The restaurant industry in the US has been witnessing a critical hiring crisis which has been worsened due to the current unemployment benefits being provided by the government. COVID put more than 5 million restaurant employees out of a job. With QSRs witnessing almost 150% turnover, the restaurants are now spending more time on finding people to fill available positions. This has taken a huge toll on the daily operations and sales of most restaurants. The unemployment benefits are expected to end by September 2021 and more people would turn up for jobs. However, there are other challenges that could complicate the situation further.
Employee replacement VS employee retention
McKinsey & Company estimates replacing an employee can cost 20–30 percent of an annual salary, on average. By contrast, retaining a worker costs less than 10 percent of annual pay. Clearly, it makes more sense to retain employees and provide opportunities for them to grow their career with the current organization. This also saves time and cost in initial training which coupled with the high turnover, often becomes a costly affair.
Gone are the days when monetary benefits were the most effective means to retain employees. The pandemic has forced restaurants to rethink their employee retention strategies and also leverage it for attracting people to take up vacant positions. One of key things that restaurants have to realize is that the majority of their workforce consists of millennials and Gen Zers who grew up with digital accessibility. They expect modern communication tools, gig-like flexibility, and the ability to complete transactions quickly and easily from their mobile devices. By providing the right tools and technology solutions, restaurants will stand a chance at retaining their modern workforce and also enabling them to perform better.
Why do hourly employees quit?
The biggest misconception by restaurants with respect to high turnover is that employees quit because of higher wage expectations. While hourly pay is a significant factor contributing to the turnover, it is not the only reason. According to a recent study, 59 percent of hourly employees quit their jobs due to lack of schedule empowerment. This is basically targeted towards the working flexibility that millennials prefer for being able to maintain a proper work-life balance. With WFH (work from home) arrangements increasing significantly during the pandemic, people are now inclined to working on a flexible schedule rather than a fixed schedule.
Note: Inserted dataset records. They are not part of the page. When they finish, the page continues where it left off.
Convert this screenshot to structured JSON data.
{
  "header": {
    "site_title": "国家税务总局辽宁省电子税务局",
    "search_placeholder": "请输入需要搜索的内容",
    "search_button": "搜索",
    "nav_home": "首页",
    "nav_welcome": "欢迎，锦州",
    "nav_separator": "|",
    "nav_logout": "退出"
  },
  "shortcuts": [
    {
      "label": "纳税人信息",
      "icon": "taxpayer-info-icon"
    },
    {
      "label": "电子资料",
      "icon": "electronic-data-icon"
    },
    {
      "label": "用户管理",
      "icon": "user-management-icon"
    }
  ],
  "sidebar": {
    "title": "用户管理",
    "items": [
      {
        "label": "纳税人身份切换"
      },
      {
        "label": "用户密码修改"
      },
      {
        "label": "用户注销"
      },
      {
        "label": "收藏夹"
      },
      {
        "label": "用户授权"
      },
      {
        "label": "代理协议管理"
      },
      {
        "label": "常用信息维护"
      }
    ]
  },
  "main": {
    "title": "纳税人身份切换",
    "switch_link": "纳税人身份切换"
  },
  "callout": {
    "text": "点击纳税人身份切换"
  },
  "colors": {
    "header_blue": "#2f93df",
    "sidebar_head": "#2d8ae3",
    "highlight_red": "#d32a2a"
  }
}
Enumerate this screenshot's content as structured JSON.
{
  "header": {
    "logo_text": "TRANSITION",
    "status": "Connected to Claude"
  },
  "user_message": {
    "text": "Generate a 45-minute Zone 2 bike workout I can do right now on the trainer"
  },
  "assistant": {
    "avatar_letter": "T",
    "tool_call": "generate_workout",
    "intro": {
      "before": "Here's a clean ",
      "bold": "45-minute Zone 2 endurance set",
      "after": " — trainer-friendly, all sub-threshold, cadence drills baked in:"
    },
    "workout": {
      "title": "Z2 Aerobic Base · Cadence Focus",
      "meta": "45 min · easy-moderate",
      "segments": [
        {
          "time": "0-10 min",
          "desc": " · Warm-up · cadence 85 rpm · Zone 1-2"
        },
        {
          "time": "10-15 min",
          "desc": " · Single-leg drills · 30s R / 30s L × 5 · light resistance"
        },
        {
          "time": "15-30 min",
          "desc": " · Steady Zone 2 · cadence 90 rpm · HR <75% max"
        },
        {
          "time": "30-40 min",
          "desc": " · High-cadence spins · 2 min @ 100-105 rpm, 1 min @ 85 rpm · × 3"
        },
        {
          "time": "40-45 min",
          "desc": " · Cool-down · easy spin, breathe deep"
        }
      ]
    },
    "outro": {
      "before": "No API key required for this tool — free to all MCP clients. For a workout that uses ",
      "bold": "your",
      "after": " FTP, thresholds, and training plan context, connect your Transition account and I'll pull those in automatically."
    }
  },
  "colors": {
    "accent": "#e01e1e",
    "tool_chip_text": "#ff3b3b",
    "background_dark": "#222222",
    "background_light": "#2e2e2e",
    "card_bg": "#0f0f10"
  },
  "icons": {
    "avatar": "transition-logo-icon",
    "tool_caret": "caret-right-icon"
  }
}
The study also reported that 39 percent of hourly employees quit because of poor communication with the employer. It is important for organizations, especially restaurants, to keep clear communication channels with their employees so that any conflict, grievance, or concerns can be addressed on time. If these issues are addressed promptly with proper communication, organizations will have a better chance at retaining employees. Clear communication between employees and the organization also ensures the creation of a connected workforce which is crucial for the survival of any business in today’s scenario.
A very minor segment of hourly employees (approximately 2 percent) has said that they quit their jobs due to lack of early payment opportunities. Given the current post-pandemic scenario, medical emergencies can be expected and employees would like to have some financial backing in order to manage the expenses. Although the percentage of respondents quoting this as the reason for quitting jobs is very small, they do highlight an important concern that may affect the decision of employees in the coming months.
Is higher wage the solution to the hiring crisis?
As discussed above, hourly pay is not the only reason behind employees quitting their jobs. Most restaurants are already running on razor-thin margins and are in the red after 18 months of punitive lockdowns in varying forms. Restaurant operators say that the only way to bring staff back is to get rid of the high unemployment payments keeping them at home. By increasing wages to attract and retain employees, restaurants would be forced to increase menu prices which would lead to loss of sales and customers. Some restaurants might even be forced to shut down if they had to increase prices just to manage the increased resource cost.
Higher wages may seem the most effective (and easiest) solution to the hiring crisis, but it will lead to a whole new set of challenges which could put the restaurant at a considerable risk of shutting down for good. With the unemployment benefits expected to end by September 2021, restaurants should now plan ahead to identify the means to attract and retain employees. A good strategy would be to invest in technology and undergo a digital transformation in order to provide the right tools to their employees. This would not only make them efficient at their work, but also allow them enough time to develop their competencies for larger roles in the organization.
Restaurants should also invest in their people through employee recognition and reward programs where the team gets to celebrate the achievements of their peers. Peer recognition and appreciation helps to build a people-first culture which can attract several people to take up jobs in the organization. Additionally, organizations need to implement an effective onboarding plan for new hires so that they are fully equipped to execute their responsibilities properly.
The issues are not going to get resolved overnight and reacting to market sentiments will only create more hurdles for restaurants looking to hire employees. The best way going forward is to first implement an employee retention program, followed by innovative strategies to meet the expectations of the modern workforce. Only then can the restaurant industry witness a gradual change in the dynamics of the recruitment needs.